Romans 11:5-6

            That person who knows the proper place of the law and the glory of God’s free grace, who can rest in Christ alone for all that the law requires and all that justice demands, knows the gospel. But that person who mixes law and grace, in any measure whatsoever, as a matter of acceptance before God, has not yet learned the gospel.

            There are no two things in the world more completely opposed to one another than law and grace. They are as opposite as light and darkness. They can no more agree than fire and water. Like oil and water, law and grace simply will not mix. The Scriptures are explicitly clear (Rom. 11:5-6). There is no room for the bondwoman in the house of the free. There is no room for the law in the house of grace. One or the other must be cast out, “for the son of the bondwoman shall not be heir with the son of the free woman” (Gal. 4:22-31).

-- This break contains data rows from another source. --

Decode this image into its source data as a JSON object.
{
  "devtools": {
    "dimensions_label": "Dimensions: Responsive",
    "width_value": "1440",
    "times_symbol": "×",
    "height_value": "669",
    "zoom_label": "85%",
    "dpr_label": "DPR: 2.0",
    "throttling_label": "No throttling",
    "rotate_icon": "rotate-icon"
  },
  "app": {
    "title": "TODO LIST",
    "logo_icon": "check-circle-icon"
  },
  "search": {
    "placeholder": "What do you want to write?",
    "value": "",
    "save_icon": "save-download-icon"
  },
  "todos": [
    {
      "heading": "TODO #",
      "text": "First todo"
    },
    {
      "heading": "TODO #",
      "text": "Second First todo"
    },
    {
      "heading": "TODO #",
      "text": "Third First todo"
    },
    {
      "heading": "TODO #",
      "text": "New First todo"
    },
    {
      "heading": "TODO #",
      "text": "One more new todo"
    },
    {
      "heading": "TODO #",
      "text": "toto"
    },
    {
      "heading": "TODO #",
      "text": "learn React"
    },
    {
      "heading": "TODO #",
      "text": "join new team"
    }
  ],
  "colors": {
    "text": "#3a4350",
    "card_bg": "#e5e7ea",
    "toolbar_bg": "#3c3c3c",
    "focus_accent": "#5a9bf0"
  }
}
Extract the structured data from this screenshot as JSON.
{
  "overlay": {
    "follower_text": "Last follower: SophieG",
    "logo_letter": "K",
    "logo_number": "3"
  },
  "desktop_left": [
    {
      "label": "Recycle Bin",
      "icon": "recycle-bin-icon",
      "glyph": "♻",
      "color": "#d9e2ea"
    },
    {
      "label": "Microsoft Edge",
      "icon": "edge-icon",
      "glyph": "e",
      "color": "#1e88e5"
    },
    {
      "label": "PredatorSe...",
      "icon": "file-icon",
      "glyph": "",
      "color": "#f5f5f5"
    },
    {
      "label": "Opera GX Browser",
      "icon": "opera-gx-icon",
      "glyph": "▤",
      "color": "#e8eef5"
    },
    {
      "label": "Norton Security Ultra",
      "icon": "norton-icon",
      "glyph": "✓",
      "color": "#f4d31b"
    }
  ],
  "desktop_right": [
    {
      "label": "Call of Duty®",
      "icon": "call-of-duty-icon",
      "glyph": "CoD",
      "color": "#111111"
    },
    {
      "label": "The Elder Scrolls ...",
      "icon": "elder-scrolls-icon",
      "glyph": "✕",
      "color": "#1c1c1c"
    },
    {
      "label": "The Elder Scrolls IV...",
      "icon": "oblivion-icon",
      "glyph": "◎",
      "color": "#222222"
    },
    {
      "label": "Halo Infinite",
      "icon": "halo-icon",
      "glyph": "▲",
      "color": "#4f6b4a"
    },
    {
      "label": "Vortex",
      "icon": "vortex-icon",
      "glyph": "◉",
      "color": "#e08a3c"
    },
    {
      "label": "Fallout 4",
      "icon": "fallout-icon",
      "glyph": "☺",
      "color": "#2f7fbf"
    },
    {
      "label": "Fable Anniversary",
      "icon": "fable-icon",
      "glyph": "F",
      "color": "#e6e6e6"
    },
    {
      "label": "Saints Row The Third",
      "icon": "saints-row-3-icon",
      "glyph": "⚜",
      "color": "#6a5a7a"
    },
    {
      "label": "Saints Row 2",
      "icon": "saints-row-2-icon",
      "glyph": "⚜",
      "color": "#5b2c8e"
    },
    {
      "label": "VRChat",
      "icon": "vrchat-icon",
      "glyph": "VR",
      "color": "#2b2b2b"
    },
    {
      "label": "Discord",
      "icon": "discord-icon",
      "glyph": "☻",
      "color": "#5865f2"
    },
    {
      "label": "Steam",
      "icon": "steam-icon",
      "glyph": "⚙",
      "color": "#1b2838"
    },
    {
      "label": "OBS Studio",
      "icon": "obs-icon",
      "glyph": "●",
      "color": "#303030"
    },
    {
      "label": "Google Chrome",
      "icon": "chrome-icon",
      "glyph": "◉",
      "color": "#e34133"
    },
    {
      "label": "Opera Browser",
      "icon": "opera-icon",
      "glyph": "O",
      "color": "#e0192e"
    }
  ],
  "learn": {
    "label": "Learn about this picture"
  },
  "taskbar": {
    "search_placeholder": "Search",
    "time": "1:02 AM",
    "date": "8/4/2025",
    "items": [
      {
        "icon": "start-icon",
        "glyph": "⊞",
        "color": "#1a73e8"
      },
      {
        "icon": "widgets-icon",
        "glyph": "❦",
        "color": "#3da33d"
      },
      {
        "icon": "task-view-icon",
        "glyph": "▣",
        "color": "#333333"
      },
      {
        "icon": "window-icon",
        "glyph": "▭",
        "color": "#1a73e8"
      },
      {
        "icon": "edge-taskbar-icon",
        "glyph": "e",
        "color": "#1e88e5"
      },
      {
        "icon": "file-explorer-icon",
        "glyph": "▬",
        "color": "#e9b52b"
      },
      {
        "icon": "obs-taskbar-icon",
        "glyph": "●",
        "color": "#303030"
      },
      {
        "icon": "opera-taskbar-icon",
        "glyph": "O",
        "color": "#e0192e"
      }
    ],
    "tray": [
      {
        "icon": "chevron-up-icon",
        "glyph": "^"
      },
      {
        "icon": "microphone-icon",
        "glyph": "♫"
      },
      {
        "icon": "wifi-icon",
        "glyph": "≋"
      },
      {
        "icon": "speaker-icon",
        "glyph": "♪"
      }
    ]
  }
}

            Yet, there is an amazingly well-established opinion in the distorted minds of men that law and grace will mix! Though law and grace are diametrically opposed to one another, the depraved human mind is so void of spiritual understanding, and so thoroughly turned away from God, that the most difficult thing in this world for man to do is to discriminate between law and grace. Man insists on mixing that which God has positively put asunder. Because of his foolish ignorance, man wants to find some legal standing before God. This is the thing which Paul opposes throughout all of his epistles. He expends every effort to destroy every remnant of legalism among God’s people.

There is absolutely no sense in which believers are under the law. The word “law” is used 160 times in the epistles of the New Testament (Romans - 1 John). Not once, not even once in those 160 references is there a single hint that the believer is in some way, to some degree, for some reason motivated by, ruled by, under the dominion of, or obligated to the law. The believer’s freedom from the law in Christ is not an ambiguous thing about which confusion is excusable. It is stated in the plainest language possible (Rom. 6:14, 15; 7:4; 8:1-4; 10:4; Gal. 3:24-25; 1 Tim. 1:8-10).

            Was Paul opposed to the law? Did he think the law was an evil thing? Certainly not. In Romans 7, he shows us his own and every true believer’s attitude toward God’s holy law. “The law is holy, and the commandment holy, and just, and good…We know that the law is spiritual…I delight in the law of God after the inward man.”

The true believer recognizes the purpose of the law; and he highly reverences the law. It is his desire to live in perfect compliance with everything revealed in the law. Recognizing the law’s perfection, he refuses to seek acceptance with God on the basis of legal obedience. It is our reverence for the law that keeps us from trying to live by the law. It is the perfect holiness and strict, unbending demands of God’s law and justice which drive us to Christ. This is not licentious doctrine, but holy doctrine!

Don Fortner